Dynamic config injection using a late binding design pattern allows a system to defer the resolution of a configuration secret or parameter until runtime. This pattern is particularly useful when injecting secrets into a continuous deployment process.
In continuous deployment, code is automatically deployed to production whenever changes are committed to the repository. This process requires using secrets, such as API keys, passwords, and other sensitive information. However, hardcoding these secrets into the codebase is a security risk, as anyone with access to the codebase will have access to the secrets.
Late binding solves this problem by injecting secrets into the system only at runtime. This means that the secrets are not stored in the codebase and are only accessible to the system when it runs in production. This greatly reduces the risk of a secret leaking into a log file and ensures that sensitive information is protected.
To implement dynamic config injection in a continuous deployment process, the system must be designed to use environment variables or configuration files to store the secrets. These environment variables or configuration files can then be passed to the system at runtime, allowing it to access the secrets it needs to operate.

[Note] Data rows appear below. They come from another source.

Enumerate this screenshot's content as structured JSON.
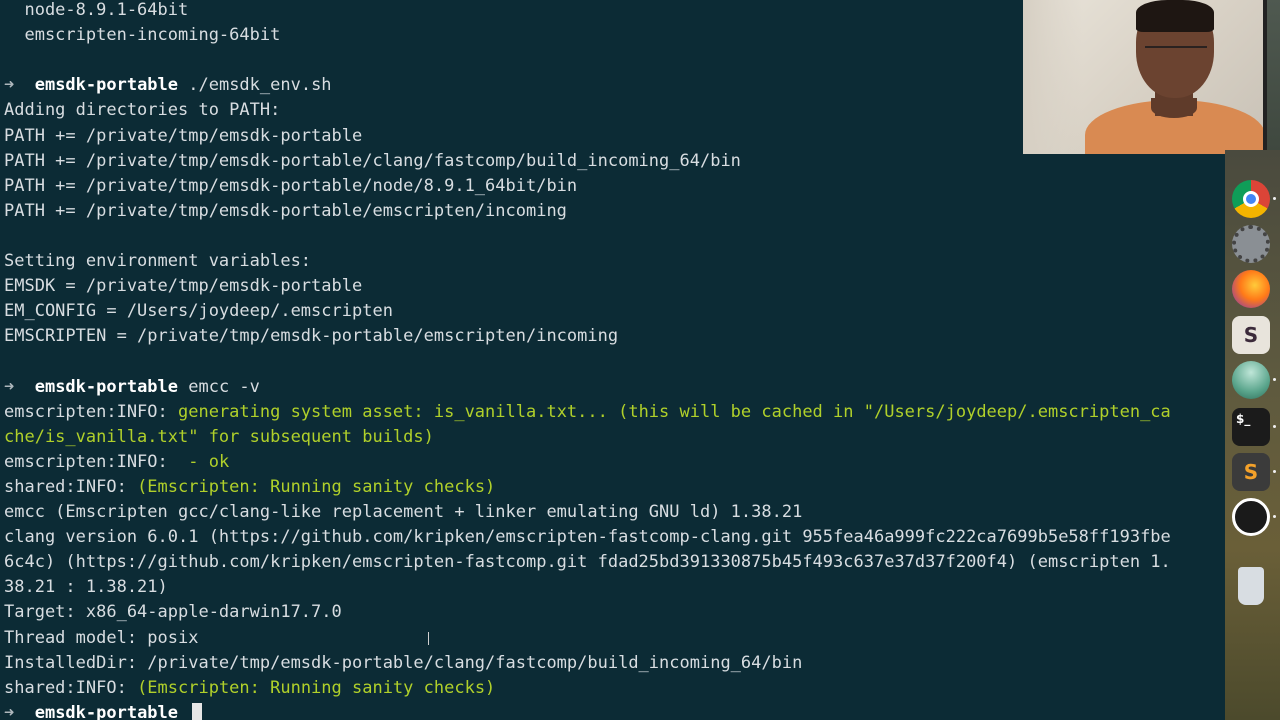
{
  "terminal": {
    "prompt_arrow": "➜",
    "prompt_dir": "emsdk-portable",
    "lines": [
      {
        "kind": "plain",
        "text": "  node-8.9.1-64bit"
      },
      {
        "kind": "plain",
        "text": "  emscripten-incoming-64bit"
      },
      {
        "kind": "blank",
        "text": ""
      },
      {
        "kind": "prompt",
        "command": " ./emsdk_env.sh"
      },
      {
        "kind": "plain",
        "text": "Adding directories to PATH:"
      },
      {
        "kind": "plain",
        "text": "PATH += /private/tmp/emsdk-portable"
      },
      {
        "kind": "plain",
        "text": "PATH += /private/tmp/emsdk-portable/clang/fastcomp/build_incoming_64/bin"
      },
      {
        "kind": "plain",
        "text": "PATH += /private/tmp/emsdk-portable/node/8.9.1_64bit/bin"
      },
      {
        "kind": "plain",
        "text": "PATH += /private/tmp/emsdk-portable/emscripten/incoming"
      },
      {
        "kind": "blank",
        "text": ""
      },
      {
        "kind": "plain",
        "text": "Setting environment variables:"
      },
      {
        "kind": "plain",
        "text": "EMSDK = /private/tmp/emsdk-portable"
      },
      {
        "kind": "plain",
        "text": "EM_CONFIG = /Users/joydeep/.emscripten"
      },
      {
        "kind": "plain",
        "text": "EMSCRIPTEN = /private/tmp/emsdk-portable/emscripten/incoming"
      },
      {
        "kind": "blank",
        "text": ""
      },
      {
        "kind": "prompt",
        "command": " emcc -v"
      },
      {
        "kind": "info",
        "prefix": "emscripten:INFO: ",
        "text": "generating system asset: is_vanilla.txt... (this will be cached in \"/Users/joydeep/.emscripten_ca"
      },
      {
        "kind": "info",
        "prefix": "",
        "text": "che/is_vanilla.txt\" for subsequent builds)"
      },
      {
        "kind": "info",
        "prefix": "emscripten:INFO: ",
        "text": " - ok"
      },
      {
        "kind": "info",
        "prefix": "shared:INFO: ",
        "text": "(Emscripten: Running sanity checks)"
      },
      {
        "kind": "plain",
        "text": "emcc (Emscripten gcc/clang-like replacement + linker emulating GNU ld) 1.38.21"
      },
      {
        "kind": "plain",
        "text": "clang version 6.0.1 (https://github.com/kripken/emscripten-fastcomp-clang.git 955fea46a999fc222ca7699b5e58ff193fbe"
      },
      {
        "kind": "plain",
        "text": "6c4c) (https://github.com/kripken/emscripten-fastcomp.git fdad25bd391330875b45f493c637e37d37f200f4) (emscripten 1."
      },
      {
        "kind": "plain",
        "text": "38.21 : 1.38.21)"
      },
      {
        "kind": "plain",
        "text": "Target: x86_64-apple-darwin17.7.0"
      },
      {
        "kind": "plain",
        "text": "Thread model: posix"
      },
      {
        "kind": "plain",
        "text": "InstalledDir: /private/tmp/emsdk-portable/clang/fastcomp/build_incoming_64/bin"
      },
      {
        "kind": "info",
        "prefix": "shared:INFO: ",
        "text": "(Emscripten: Running sanity checks)"
      },
      {
        "kind": "prompt",
        "command": " ",
        "cursor": true
      }
    ]
  },
  "dock": {
    "items": [
      {
        "name": "chrome-icon",
        "label": "",
        "color": "#db4437"
      },
      {
        "name": "system-preferences-icon",
        "label": "",
        "color": "#8a8f94"
      },
      {
        "name": "firefox-icon",
        "label": "",
        "color": "#ff7a18"
      },
      {
        "name": "slack-icon",
        "label": "S",
        "color": "#e8e4dc"
      },
      {
        "name": "app-landscape-icon",
        "label": "",
        "color": "#5aa58c"
      },
      {
        "name": "terminal-icon",
        "label": "$_",
        "color": "#1b1b1b"
      },
      {
        "name": "sublime-text-icon",
        "label": "S",
        "color": "#3b3b3b"
      },
      {
        "name": "obs-icon",
        "label": "",
        "color": "#1a1a1a"
      },
      {
        "name": "trash-icon",
        "label": "",
        "color": "#d8dde2"
      }
    ]
  }
}
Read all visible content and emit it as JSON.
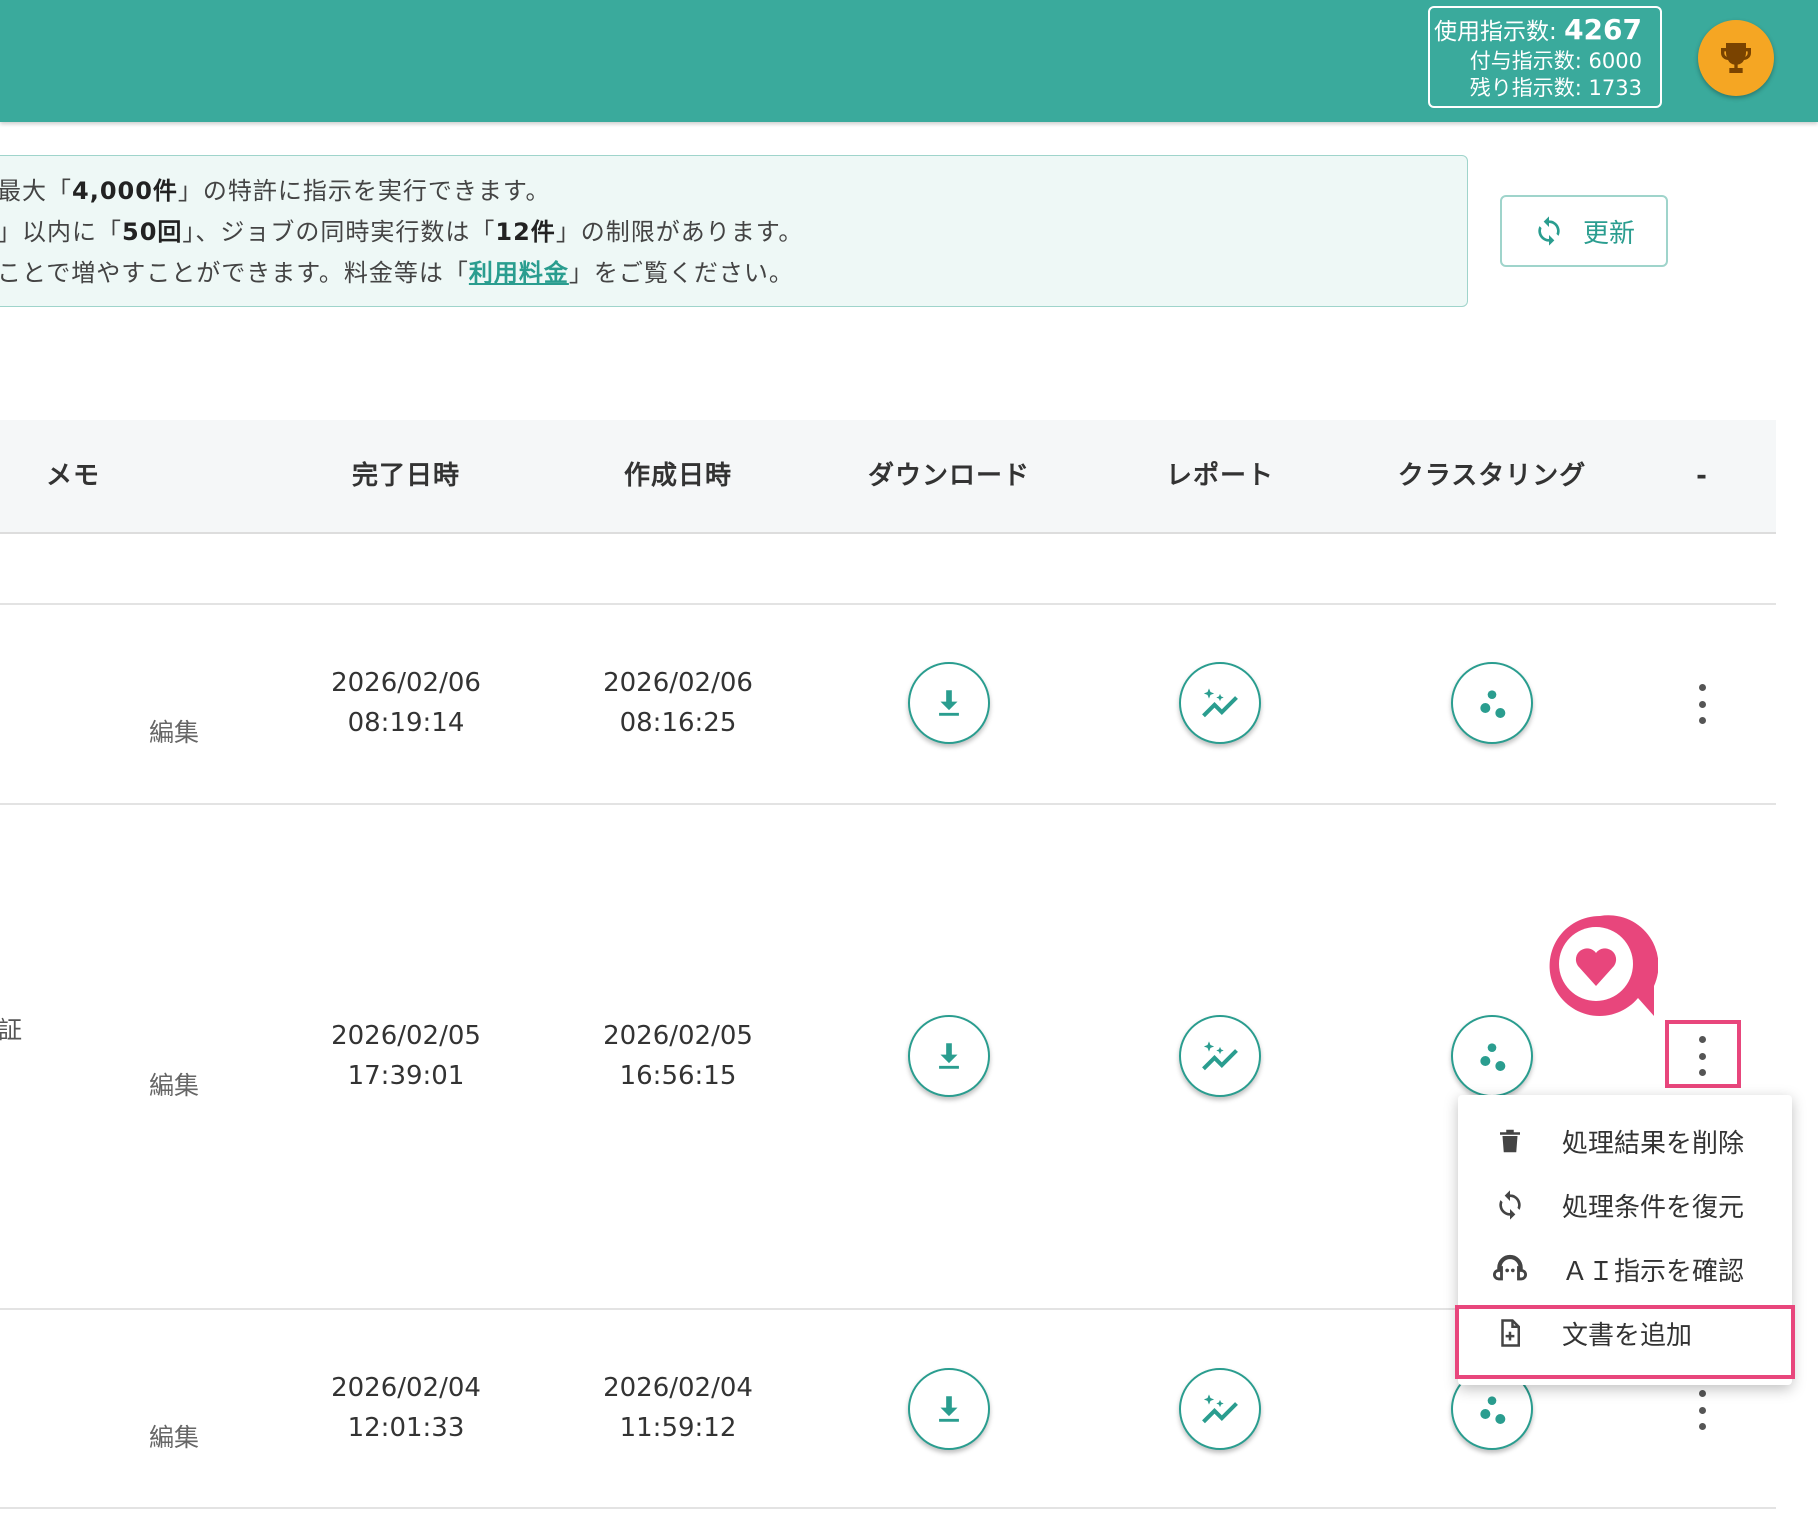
{
  "header": {
    "used_label": "使用指示数:",
    "used_value": "4267",
    "granted": "付与指示数: 6000",
    "remaining": "残り指示数: 1733",
    "trophy_icon": "trophy-icon"
  },
  "notice": {
    "line1_a": "最大「",
    "line1_b": "4,000件",
    "line1_c": "」の特許に指示を実行できます。",
    "line2_a": "」以内に「",
    "line2_b": "50回",
    "line2_c": "」、ジョブの同時実行数は「",
    "line2_d": "12件",
    "line2_e": "」の制限があります。",
    "line3_a": "ことで増やすことができます。料金等は「",
    "line3_link": "利用料金",
    "line3_c": "」をご覧ください。"
  },
  "refresh_label": "更新",
  "table": {
    "headers": {
      "memo": "メモ",
      "completed": "完了日時",
      "created": "作成日時",
      "download": "ダウンロード",
      "report": "レポート",
      "clustering": "クラスタリング",
      "more": "-"
    },
    "edit_label": "編集",
    "rows": [
      {
        "completed_date": "2026/02/06",
        "completed_time": "08:19:14",
        "created_date": "2026/02/06",
        "created_time": "08:16:25",
        "label": ""
      },
      {
        "completed_date": "2026/02/05",
        "completed_time": "17:39:01",
        "created_date": "2026/02/05",
        "created_time": "16:56:15",
        "label": "証"
      },
      {
        "completed_date": "2026/02/04",
        "completed_time": "12:01:33",
        "created_date": "2026/02/04",
        "created_time": "11:59:12",
        "label": ""
      }
    ]
  },
  "menu": {
    "items": [
      {
        "label": "処理結果を削除",
        "icon": "trash-icon"
      },
      {
        "label": "処理条件を復元",
        "icon": "restore-icon"
      },
      {
        "label": "ＡＩ指示を確認",
        "icon": "ai-head-icon"
      },
      {
        "label": "文書を追加",
        "icon": "file-add-icon"
      }
    ]
  },
  "colors": {
    "brand": "#3aaa9c",
    "accent": "#2a9d8f",
    "highlight": "#e8467c",
    "trophy": "#f5a623"
  }
}
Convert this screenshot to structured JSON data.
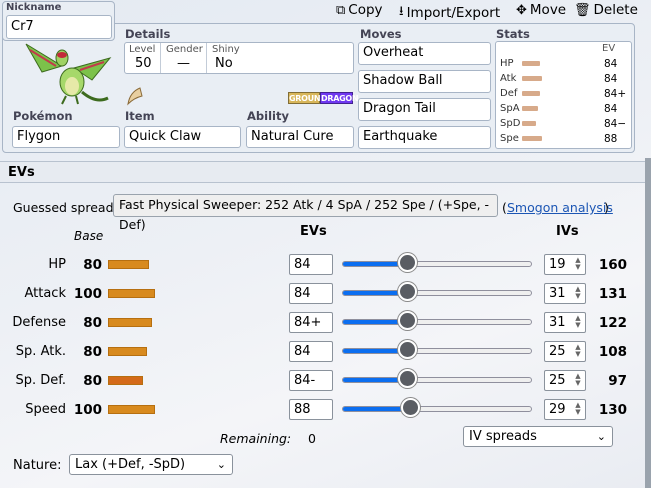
{
  "toolbar": {
    "copy_label": "Copy",
    "import_export_label": "Import/Export",
    "move_label": "Move",
    "delete_label": "Delete"
  },
  "nickname": {
    "label": "Nickname",
    "value": "Cr7"
  },
  "details": {
    "label": "Details",
    "level_label": "Level",
    "level": "50",
    "gender_label": "Gender",
    "gender": "—",
    "shiny_label": "Shiny",
    "shiny": "No"
  },
  "types": [
    "GROUND",
    "DRAGON"
  ],
  "type_colors": {
    "GROUND": "#d8b65a",
    "DRAGON": "#6f38f0"
  },
  "pokemon": {
    "label": "Pokémon",
    "value": "Flygon"
  },
  "item": {
    "label": "Item",
    "value": "Quick Claw"
  },
  "ability": {
    "label": "Ability",
    "value": "Natural Cure"
  },
  "moves": {
    "label": "Moves",
    "list": [
      "Overheat",
      "Shadow Ball",
      "Dragon Tail",
      "Earthquake"
    ]
  },
  "stats_panel": {
    "label": "Stats",
    "ev_header": "EV",
    "rows": [
      {
        "name": "HP",
        "value": "84"
      },
      {
        "name": "Atk",
        "value": "84"
      },
      {
        "name": "Def",
        "value": "84+"
      },
      {
        "name": "SpA",
        "value": "84"
      },
      {
        "name": "SpD",
        "value": "84−"
      },
      {
        "name": "Spe",
        "value": "88"
      }
    ]
  },
  "evs_section": {
    "title": "EVs",
    "guessed_label": "Guessed spread:",
    "guessed_value": "Fast Physical Sweeper: 252 Atk / 4 SpA / 252 Spe / (+Spe, -Def)",
    "paren_open": "(",
    "smogon_link": "Smogon analysis",
    "paren_close": ")",
    "base_header": "Base",
    "evs_header": "EVs",
    "ivs_header": "IVs",
    "rows": [
      {
        "name": "HP",
        "base": "80",
        "ev": "84",
        "iv": "19",
        "total": "160",
        "ev_fraction": 0.33
      },
      {
        "name": "Attack",
        "base": "100",
        "ev": "84",
        "iv": "31",
        "total": "131",
        "ev_fraction": 0.33
      },
      {
        "name": "Defense",
        "base": "80",
        "ev": "84+",
        "iv": "31",
        "total": "122",
        "ev_fraction": 0.33
      },
      {
        "name": "Sp. Atk.",
        "base": "80",
        "ev": "84",
        "iv": "25",
        "total": "108",
        "ev_fraction": 0.33
      },
      {
        "name": "Sp. Def.",
        "base": "80",
        "ev": "84-",
        "iv": "25",
        "total": "97",
        "ev_fraction": 0.33
      },
      {
        "name": "Speed",
        "base": "100",
        "ev": "88",
        "iv": "29",
        "total": "130",
        "ev_fraction": 0.35
      }
    ],
    "remaining_label": "Remaining:",
    "remaining_value": "0",
    "iv_spreads_select": "IV spreads",
    "nature_label": "Nature:",
    "nature_value": "Lax (+Def, -SpD)"
  },
  "colors": {
    "accent": "#0b6ef0",
    "base_bar": "#d88a1e",
    "link": "#1c56b4"
  }
}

In addition to improving security, late binding also provides a number of other benefits. For example, it allows developers to work with a single codebase while allowing different secrets to be used for different environments. This makes it easier to manage different configurations and test the system in various environments.
In conclusion, dynamic config injection with late binding secrets is essential to a secure and efficient continuous deployment process. Deferring the resolution of secrets until runtime helps to protect sensitive information and provides greater flexibility and control over the deployment process. Implementing late binding in a continuous deployment process can significantly improve the security and efficiency of the overall system.